By Neil Garry | Posted: Friday June 16, 2017
John McGlashan’s vision “… the blessing of a sound and liberal education.”
In the lead up to the Centenary, I have been researching the life of John McGlashan (1802 – 1864) and have discovered his profound influence on education in early Otago.
Lawyer, public servant and educationalist, John McGlashan was one of the most important pioneers of the Otago settlement. In 1847, prior to his emigration from Edinburgh, he had been employed as secretary of the Otago Association where he oversaw arrangements for the first dispatch of ships and emigrants to Dunedin. He was appointed the first secretary of the Otago Education Board in 1856, and while he was in this role he formulated his vision for education, which would make Otago the “centre of civilisation in the Southern Hemisphere”. Sadly, he died prematurely in 1864, following a concussion from hitting his head on the lintel of his stable when returning home on his horse. Unfortunately, this meant he never saw his dreams for education in Otago become a reality.
After his death, it was through the wisdom and generosity of McGlashan’s daughters that his plans were realised when, as a memorial to their late father, they gifted their paternal home and estate, ‘Balmacewen’, for the establishment of a school for boys.
John McGlashan’s vision for education in Otago (1847)
It is proposed, in addition, to institute a school for boarders and day pupils, in which ample provision will be made for teaching every branch of a liberal education. The institution will be under the auspices of the municipal and ecclesiastical authorities of Otago, and will be conducted by a head master of high attainments and respectability.
The course of instruction will not only comprehend all that is given in all the best institutions of the kind in this country, it will embrace many of the higher branches of literature and philosophy which is usually taught in the universities. A thorough English education will be made the basis of a sound knowledge of the classics, mathematics, and mental and physical science, while the modern languages, drawing, and other accomplishments will not be neglected.
Great efforts will be made to render the instructions solid and substantial, such as befits a colony which aspires to become the centre of civilisation in the Southern Hemisphere. The whole institution will be conducted on Christian principles, and the doctrines and duties of religion will be carefully inculcated.
In the house every care will be taken to provide for the health and comfort of the pupils, who will be taught to regard themselves as members of a well-regulated Christian family. The domestic arrangements will be managed by a lady of respectability and piety.
Out of doors the pupils will be continually under the superintendence of a master. In pursuance of this scheme, it is proposed that the head master with two assistants, should embark for Otago at an early date and that more assistants should follow as pupils increase in number.

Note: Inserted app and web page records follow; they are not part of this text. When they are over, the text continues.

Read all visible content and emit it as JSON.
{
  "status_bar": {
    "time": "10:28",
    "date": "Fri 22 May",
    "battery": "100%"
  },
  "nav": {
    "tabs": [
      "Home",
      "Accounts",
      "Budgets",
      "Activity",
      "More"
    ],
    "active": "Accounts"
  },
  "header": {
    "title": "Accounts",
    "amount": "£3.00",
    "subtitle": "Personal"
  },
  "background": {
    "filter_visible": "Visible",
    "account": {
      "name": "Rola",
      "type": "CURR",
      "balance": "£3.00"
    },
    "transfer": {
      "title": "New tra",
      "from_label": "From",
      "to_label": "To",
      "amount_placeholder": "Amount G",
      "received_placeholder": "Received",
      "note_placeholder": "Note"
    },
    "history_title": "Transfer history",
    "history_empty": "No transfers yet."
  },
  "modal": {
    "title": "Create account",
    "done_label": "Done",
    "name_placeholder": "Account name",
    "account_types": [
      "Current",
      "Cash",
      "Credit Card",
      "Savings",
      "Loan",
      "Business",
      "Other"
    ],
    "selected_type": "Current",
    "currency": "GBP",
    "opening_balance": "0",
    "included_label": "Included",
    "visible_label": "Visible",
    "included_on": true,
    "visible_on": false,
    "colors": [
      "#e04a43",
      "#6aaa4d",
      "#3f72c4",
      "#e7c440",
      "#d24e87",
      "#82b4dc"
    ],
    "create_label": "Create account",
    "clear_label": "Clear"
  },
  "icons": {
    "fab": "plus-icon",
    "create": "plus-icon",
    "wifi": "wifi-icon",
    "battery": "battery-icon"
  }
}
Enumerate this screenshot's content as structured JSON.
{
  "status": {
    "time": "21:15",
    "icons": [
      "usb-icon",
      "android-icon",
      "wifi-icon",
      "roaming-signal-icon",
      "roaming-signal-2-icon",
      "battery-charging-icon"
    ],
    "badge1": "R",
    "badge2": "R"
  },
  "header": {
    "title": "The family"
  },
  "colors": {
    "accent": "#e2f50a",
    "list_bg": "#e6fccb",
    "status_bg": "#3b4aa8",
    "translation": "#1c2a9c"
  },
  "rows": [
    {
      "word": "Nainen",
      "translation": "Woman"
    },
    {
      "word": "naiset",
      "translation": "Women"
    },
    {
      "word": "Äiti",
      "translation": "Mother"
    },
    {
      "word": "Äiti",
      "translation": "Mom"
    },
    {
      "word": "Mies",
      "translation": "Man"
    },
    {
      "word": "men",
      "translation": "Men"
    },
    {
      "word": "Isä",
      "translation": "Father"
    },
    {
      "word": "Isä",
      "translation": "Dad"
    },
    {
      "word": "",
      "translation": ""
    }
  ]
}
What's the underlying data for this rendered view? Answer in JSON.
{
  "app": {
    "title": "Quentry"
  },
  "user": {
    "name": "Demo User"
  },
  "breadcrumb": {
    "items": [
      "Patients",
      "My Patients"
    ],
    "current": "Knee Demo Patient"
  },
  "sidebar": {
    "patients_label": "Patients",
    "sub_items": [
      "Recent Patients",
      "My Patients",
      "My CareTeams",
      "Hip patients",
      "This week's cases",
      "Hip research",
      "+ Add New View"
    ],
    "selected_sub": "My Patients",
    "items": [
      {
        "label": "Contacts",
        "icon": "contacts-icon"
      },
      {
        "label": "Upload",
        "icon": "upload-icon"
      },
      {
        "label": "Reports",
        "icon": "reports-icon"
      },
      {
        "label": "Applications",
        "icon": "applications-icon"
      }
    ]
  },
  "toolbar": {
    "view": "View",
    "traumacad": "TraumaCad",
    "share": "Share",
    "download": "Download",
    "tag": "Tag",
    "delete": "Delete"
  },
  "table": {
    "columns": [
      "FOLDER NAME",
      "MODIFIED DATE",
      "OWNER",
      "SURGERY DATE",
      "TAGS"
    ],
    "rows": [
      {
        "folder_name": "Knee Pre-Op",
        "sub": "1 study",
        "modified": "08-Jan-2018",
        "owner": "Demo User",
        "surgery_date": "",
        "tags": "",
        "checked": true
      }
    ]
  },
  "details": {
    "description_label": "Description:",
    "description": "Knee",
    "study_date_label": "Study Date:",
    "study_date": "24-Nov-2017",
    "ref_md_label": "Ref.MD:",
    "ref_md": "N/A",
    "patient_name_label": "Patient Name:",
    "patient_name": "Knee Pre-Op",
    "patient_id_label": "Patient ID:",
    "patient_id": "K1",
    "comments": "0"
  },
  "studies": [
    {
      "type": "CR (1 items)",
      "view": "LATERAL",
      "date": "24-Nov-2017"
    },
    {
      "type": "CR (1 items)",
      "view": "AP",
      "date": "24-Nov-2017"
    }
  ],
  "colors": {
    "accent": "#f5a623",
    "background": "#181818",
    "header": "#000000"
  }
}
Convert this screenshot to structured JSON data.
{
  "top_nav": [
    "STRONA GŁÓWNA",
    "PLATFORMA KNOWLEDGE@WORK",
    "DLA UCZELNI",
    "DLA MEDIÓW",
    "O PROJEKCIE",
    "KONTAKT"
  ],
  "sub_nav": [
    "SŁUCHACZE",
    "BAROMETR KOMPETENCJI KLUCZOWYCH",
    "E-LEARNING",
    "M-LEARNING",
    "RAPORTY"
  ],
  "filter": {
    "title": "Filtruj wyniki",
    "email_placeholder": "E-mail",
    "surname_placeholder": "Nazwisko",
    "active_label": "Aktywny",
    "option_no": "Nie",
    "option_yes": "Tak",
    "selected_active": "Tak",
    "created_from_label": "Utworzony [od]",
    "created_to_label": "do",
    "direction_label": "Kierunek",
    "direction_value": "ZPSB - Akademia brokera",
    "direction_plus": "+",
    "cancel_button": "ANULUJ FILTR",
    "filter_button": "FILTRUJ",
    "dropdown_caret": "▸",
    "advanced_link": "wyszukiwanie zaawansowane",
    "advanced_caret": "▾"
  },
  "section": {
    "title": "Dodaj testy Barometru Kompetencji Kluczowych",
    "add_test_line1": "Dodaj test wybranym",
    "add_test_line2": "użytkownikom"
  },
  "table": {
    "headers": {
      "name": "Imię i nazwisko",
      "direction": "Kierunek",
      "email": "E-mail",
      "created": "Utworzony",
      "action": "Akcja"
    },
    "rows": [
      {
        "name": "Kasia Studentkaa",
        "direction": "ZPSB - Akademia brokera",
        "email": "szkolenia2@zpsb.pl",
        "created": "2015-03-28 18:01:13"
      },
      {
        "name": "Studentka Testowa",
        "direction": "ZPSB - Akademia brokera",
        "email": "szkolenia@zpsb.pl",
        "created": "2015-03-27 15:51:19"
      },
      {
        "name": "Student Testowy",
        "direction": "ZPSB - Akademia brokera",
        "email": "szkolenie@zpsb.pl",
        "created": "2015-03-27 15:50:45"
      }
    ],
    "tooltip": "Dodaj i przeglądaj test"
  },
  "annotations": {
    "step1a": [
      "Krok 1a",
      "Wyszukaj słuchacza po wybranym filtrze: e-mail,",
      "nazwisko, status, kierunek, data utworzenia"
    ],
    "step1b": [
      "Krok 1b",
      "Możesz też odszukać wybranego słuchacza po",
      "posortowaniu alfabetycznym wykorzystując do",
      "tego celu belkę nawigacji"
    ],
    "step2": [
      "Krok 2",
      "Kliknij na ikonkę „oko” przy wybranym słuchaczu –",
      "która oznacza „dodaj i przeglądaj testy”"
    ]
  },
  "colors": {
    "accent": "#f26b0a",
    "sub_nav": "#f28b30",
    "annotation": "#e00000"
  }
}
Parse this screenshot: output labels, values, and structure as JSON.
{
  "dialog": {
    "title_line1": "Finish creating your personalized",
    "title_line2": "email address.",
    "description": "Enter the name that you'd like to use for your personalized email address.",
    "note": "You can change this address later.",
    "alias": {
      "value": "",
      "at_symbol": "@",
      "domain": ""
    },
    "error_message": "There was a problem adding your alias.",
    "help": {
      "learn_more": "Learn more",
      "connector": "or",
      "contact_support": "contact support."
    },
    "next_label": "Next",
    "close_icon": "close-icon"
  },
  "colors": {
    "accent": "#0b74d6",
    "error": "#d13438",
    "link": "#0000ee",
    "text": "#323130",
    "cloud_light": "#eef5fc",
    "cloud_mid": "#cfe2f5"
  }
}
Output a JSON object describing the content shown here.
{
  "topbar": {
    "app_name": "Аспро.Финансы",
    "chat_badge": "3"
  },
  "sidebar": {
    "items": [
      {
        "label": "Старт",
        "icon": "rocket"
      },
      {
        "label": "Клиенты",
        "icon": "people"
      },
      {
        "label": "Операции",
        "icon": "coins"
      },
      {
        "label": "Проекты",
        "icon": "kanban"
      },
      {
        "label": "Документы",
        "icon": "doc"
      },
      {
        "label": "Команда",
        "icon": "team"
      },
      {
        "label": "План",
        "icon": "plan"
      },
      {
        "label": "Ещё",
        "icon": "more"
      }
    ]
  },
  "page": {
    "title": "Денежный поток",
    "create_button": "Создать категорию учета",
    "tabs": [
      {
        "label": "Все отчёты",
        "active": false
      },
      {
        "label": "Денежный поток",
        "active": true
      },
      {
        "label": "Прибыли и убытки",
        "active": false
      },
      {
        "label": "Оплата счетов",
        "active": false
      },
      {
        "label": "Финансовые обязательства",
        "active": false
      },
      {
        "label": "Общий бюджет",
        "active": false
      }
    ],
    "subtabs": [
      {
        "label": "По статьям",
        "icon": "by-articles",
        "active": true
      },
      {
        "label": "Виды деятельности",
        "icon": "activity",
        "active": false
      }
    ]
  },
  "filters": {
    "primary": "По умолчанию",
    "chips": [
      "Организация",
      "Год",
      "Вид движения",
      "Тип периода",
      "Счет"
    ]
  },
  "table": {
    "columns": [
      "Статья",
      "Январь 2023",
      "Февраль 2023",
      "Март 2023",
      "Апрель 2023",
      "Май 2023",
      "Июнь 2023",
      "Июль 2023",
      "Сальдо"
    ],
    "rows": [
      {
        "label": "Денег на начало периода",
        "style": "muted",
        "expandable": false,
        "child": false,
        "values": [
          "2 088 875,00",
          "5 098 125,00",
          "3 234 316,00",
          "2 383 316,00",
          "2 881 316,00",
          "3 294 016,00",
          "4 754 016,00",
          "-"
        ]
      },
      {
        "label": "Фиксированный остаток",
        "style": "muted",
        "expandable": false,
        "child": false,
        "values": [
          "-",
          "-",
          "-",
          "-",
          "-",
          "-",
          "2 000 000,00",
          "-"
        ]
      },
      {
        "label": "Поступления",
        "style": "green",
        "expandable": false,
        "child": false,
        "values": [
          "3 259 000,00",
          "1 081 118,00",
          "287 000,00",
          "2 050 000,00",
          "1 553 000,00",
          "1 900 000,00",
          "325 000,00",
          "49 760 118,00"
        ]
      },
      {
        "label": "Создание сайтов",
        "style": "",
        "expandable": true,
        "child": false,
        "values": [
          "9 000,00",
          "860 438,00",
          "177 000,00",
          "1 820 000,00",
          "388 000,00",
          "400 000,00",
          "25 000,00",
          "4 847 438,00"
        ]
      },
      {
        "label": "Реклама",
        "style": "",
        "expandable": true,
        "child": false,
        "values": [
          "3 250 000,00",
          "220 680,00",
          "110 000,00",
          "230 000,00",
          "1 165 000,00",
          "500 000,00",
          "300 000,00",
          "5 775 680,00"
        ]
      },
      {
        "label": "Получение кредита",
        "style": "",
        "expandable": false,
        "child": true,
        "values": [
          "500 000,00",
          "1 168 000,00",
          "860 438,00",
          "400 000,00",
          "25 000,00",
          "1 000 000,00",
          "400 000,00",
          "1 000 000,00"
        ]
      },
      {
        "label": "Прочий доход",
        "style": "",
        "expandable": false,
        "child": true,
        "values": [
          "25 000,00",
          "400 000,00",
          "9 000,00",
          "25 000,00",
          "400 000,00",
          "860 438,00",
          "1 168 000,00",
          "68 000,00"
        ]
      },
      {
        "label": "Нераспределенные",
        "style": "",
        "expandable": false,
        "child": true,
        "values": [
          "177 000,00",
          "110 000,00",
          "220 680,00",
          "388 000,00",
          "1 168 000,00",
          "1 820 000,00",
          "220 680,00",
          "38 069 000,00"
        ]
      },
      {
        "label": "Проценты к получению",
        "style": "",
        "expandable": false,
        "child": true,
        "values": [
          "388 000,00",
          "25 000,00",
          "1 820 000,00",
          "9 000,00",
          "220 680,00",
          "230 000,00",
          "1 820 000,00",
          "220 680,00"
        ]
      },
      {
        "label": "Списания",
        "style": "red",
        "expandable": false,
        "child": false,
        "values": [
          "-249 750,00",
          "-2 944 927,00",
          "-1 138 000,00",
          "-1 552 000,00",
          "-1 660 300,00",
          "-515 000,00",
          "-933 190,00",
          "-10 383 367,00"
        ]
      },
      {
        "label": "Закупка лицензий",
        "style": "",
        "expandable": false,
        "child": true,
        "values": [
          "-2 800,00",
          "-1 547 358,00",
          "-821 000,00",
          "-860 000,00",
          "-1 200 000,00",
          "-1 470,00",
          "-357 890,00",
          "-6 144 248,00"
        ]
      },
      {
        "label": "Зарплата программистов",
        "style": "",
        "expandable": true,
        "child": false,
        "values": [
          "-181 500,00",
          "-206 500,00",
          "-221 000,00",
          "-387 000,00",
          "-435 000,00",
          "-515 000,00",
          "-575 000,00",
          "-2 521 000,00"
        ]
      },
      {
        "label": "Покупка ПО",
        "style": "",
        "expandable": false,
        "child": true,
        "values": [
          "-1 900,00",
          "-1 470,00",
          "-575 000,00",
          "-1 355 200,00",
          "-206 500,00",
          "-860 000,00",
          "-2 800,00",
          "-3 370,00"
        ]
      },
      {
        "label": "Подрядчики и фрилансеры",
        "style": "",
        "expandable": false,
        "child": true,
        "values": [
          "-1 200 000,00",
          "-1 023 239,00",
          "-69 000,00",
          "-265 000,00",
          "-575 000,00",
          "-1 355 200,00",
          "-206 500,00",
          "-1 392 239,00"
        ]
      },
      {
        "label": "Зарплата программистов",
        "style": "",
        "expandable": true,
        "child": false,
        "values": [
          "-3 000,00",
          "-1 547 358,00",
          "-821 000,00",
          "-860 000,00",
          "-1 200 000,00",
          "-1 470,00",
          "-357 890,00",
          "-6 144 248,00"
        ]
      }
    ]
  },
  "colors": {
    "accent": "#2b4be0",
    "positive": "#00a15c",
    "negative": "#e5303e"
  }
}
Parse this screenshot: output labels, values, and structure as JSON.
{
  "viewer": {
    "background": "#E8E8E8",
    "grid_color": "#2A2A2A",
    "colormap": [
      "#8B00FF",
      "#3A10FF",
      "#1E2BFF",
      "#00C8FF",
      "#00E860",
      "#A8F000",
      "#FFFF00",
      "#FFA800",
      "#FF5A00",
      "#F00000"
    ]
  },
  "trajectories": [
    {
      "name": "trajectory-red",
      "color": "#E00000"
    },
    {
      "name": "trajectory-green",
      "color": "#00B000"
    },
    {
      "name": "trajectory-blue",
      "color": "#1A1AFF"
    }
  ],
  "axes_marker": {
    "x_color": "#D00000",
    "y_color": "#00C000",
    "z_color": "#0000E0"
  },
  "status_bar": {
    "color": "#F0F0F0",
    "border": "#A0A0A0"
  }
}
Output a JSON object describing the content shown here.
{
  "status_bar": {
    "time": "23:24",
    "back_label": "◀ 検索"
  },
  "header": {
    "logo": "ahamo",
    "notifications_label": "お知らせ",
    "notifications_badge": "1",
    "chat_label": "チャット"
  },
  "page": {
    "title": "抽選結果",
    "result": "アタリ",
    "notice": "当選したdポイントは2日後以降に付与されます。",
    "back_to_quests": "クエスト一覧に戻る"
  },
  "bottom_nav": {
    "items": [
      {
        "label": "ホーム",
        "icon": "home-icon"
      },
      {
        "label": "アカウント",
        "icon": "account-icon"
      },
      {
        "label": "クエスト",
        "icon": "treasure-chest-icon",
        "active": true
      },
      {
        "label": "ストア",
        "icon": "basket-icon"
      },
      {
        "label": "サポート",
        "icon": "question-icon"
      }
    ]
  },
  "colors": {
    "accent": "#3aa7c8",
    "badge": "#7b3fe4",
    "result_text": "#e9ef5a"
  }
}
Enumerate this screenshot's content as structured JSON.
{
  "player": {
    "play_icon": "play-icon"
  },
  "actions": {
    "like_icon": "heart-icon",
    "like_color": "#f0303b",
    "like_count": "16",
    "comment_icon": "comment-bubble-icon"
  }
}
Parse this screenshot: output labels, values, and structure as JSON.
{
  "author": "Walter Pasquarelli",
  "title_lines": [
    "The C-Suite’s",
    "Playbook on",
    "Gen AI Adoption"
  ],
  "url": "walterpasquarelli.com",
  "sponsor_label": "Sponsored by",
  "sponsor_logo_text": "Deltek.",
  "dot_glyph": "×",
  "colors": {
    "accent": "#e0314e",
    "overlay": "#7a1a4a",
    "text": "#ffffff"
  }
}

This school will afford the greatest satisfaction to the settlers in Otago, and also to many of high respectability, since it will assure them that, though far from their native land, they can still obtain for their children the blessing of a sound and liberal education.
A detailed prospectus will shortly be issued.
Signed - J McGlashan
What would he think of his legacy today? Perhaps he would be satisfied to know that the essence and heart of his vision are still relevant, some 150 years later. It has been through McGlashan’s public-spiritedness and energetic approach to religious, educational and provincial affairs that he has made a significant contribution to Otago and we trust that we have honoured his founding sentiments and outward looking approach. Our task now, as always, is to continue to respect the past while preparing our young men to be the leaders and problem solvers of the future. For us, a physical embodiment of this can be seen every day in the quote above our library door, “From those to whom much has been given, much will be expected”.
Formal - The school formal was held last Saturday at the Otago Museum and was a very sophisticated event. Over 300 students enjoyed a grand night of good food, music, photos and dancing. Senior students and chief organisers Nick Page and Will Palmer put in hours of work and their attention to detail certainly paid off. Thanks also to the boys who stayed to disassemble the decorations and clean up afterwards. The formal is a reflection of the calibre of our students and the sound student culture which proliferates within the college. Well done gentlemen.
Many dads, grandfathers, uncles and friends were hosted by our boys at the Men’s Breakfast held last week in the Dining Hall. Guest speaker, Judge Michael Crosbie entertained and informed the gathering with a thought provoking presentation on life lessons. This is an annual event and always good opportunity to spend some valuable time with the boys.
Ms Kirstyn Mawdsley has started as Marketing and Development Manager, a role which has been funded by the Board of Proprietors. Kirstyn is astute and professional and has worked at John McGlashan previously, so we are very pleased to welcome her back.
Mrs Anita Veitch has been appointed to Melanie Ruru’s Year 8 home room class from the start of Term 3. Mrs Veitch is a specialist primary teacher who has considerable experience, and we look forward to welcoming her on Monday 24th July. Parents of students in 8MRU will be invited to a function to meet her at the beginning of the term.
Seventeen school days remain until the July break, and there is much work to be done in the classroom and on the sports field. I expect that every boy will be setting high standards and seeking excellence in all endeavours.